■ **DATA SHOWN**
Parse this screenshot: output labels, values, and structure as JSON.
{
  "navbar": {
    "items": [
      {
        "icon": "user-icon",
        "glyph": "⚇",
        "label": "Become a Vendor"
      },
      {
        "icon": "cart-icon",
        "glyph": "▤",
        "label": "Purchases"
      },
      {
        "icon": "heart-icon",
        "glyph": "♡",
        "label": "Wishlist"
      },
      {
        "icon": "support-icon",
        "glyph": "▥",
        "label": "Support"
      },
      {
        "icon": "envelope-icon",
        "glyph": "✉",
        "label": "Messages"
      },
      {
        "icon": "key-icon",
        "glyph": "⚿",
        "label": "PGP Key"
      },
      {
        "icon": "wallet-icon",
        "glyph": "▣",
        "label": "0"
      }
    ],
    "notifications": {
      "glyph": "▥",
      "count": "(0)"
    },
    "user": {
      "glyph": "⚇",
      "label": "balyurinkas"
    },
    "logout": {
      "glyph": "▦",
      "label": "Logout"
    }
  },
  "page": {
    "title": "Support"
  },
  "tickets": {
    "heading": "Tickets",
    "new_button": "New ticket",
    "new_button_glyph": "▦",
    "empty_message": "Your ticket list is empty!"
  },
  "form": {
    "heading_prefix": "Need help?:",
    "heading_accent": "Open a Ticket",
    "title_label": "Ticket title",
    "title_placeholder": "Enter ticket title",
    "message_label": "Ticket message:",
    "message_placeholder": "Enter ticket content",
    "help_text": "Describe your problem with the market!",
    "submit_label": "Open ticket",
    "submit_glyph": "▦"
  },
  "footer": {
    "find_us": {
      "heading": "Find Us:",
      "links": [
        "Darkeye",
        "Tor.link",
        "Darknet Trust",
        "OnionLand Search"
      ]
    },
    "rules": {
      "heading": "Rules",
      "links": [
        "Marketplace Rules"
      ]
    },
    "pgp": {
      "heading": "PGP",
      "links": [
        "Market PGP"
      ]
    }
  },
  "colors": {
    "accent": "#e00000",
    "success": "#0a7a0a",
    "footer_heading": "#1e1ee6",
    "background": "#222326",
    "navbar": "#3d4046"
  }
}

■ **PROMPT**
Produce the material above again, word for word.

■ **YOUR RESPONSE**
Parse this screenshot: output labels, values, and structure as JSON.
{
  "navbar": {
    "items": [
      {
        "icon": "user-icon",
        "glyph": "⚇",
        "label": "Become a Vendor"
      },
      {
        "icon": "cart-icon",
        "glyph": "▤",
        "label": "Purchases"
      },
      {
        "icon": "heart-icon",
        "glyph": "♡",
        "label": "Wishlist"
      },
      {
        "icon": "support-icon",
        "glyph": "▥",
        "label": "Support"
      },
      {
        "icon": "envelope-icon",
        "glyph": "✉",
        "label": "Messages"
      },
      {
        "icon": "key-icon",
        "glyph": "⚿",
        "label": "PGP Key"
      },
      {
        "icon": "wallet-icon",
        "glyph": "▣",
        "label": "0"
      }
    ],
    "notifications": {
      "glyph": "▥",
      "count": "(0)"
    },
    "user": {
      "glyph": "⚇",
      "label": "balyurinkas"
    },
    "logout": {
      "glyph": "▦",
      "label": "Logout"
    }
  },
  "page": {
    "title": "Support"
  },
  "tickets": {
    "heading": "Tickets",
    "new_button": "New ticket",
    "new_button_glyph": "▦",
    "empty_message": "Your ticket list is empty!"
  },
  "form": {
    "heading_prefix": "Need help?:",
    "heading_accent": "Open a Ticket",
    "title_label": "Ticket title",
    "title_placeholder": "Enter ticket title",
    "message_label": "Ticket message:",
    "message_placeholder": "Enter ticket content",
    "help_text": "Describe your problem with the market!",
    "submit_label": "Open ticket",
    "submit_glyph": "▦"
  },
  "footer": {
    "find_us": {
      "heading": "Find Us:",
      "links": [
        "Darkeye",
        "Tor.link",
        "Darknet Trust",
        "OnionLand Search"
      ]
    },
    "rules": {
      "heading": "Rules",
      "links": [
        "Marketplace Rules"
      ]
    },
    "pgp": {
      "heading": "PGP",
      "links": [
        "Market PGP"
      ]
    }
  },
  "colors": {
    "accent": "#e00000",
    "success": "#0a7a0a",
    "footer_heading": "#1e1ee6",
    "background": "#222326",
    "navbar": "#3d4046"
  }
}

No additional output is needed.